Have you ever walked on a narrow sidewalk along a busy road with nothing but a 6″ curb between you and distracted drivers, fearfully mumbling to yourself, please don’t hit me, please don’t hit me? How often have you had to dodge telephone poles, inconveniently-placed parking meters, and lights while you stroll? How many times have you decided to drive a short distance because there weren’t any good options to walk the mile and a half to your destination? Too often, I bet.
Well-designed sidewalks are a critical component of the transformation of the White Flint area into a work-live-play community.
Now you might not think there’s much to say about sidewalks, but take a moment to read this very interesting article, “The Eight Principles of the Sidewalk.” The illustrations in the article effectively demonstrate the difference between good and bad sidewalks.
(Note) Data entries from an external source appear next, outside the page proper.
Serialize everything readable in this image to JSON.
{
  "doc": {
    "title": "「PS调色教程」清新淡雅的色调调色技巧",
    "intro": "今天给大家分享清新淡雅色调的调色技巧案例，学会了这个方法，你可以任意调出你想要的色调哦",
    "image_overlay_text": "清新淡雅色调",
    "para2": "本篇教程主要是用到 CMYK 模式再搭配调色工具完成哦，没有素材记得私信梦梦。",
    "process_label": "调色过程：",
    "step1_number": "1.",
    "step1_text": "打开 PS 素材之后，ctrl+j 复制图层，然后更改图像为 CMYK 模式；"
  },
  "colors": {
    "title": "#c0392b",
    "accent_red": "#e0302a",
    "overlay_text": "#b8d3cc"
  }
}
- Sidewalks are made of up three zones: the free zone, where people actually walk; the service zone, where street furniture like benches or trashcans are located; and the transition zone, which gives those on the sidewalk access to buildings lining the street.
- The material used to construct sidewalks needs to be consistent, firm, stable and slip-resistant.
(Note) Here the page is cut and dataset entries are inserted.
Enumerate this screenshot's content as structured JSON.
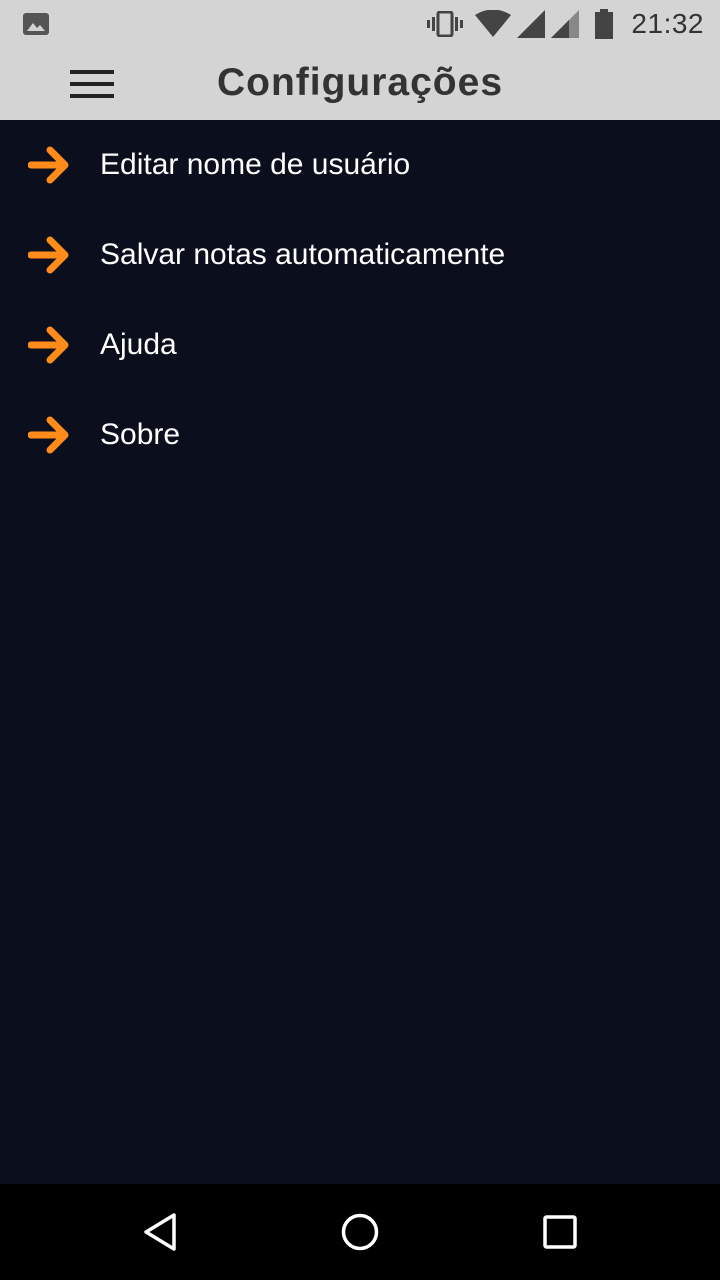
{
  "status_bar": {
    "time": "21:32",
    "icons": [
      "gallery-icon",
      "vibrate-icon",
      "wifi-icon",
      "signal-icon",
      "signal-icon",
      "battery-icon"
    ]
  },
  "app_bar": {
    "title": "Configurações",
    "menu_icon": "hamburger-menu-icon"
  },
  "settings": {
    "items": [
      {
        "label": "Editar nome de usuário",
        "icon": "arrow-right-icon"
      },
      {
        "label": "Salvar notas automaticamente",
        "icon": "arrow-right-icon"
      },
      {
        "label": "Ajuda",
        "icon": "arrow-right-icon"
      },
      {
        "label": "Sobre",
        "icon": "arrow-right-icon"
      }
    ]
  },
  "nav_bar": {
    "buttons": [
      "back-icon",
      "home-icon",
      "recents-icon"
    ]
  },
  "colors": {
    "background": "#0b0e1c",
    "app_bar": "#d4d4d4",
    "accent": "#ff8c1a",
    "text_light": "#ffffff",
    "text_dark": "#333333"
  }
}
- Sidewalks must be quickly drained of water so puddles don’t form.
- Sidewalks must serve serve those in wheelchairs, on crutches, pregnant women, the elderly, and others with special mobility needs.
- Sidewalks need to connected and integrated within larger transport networks.
- Interesting, vibrant sidewalks that can captivate people will make walking more attractive.
- Adopt strategies to positively influence safety and security.
- Pedestrians must be given clear information and good signage.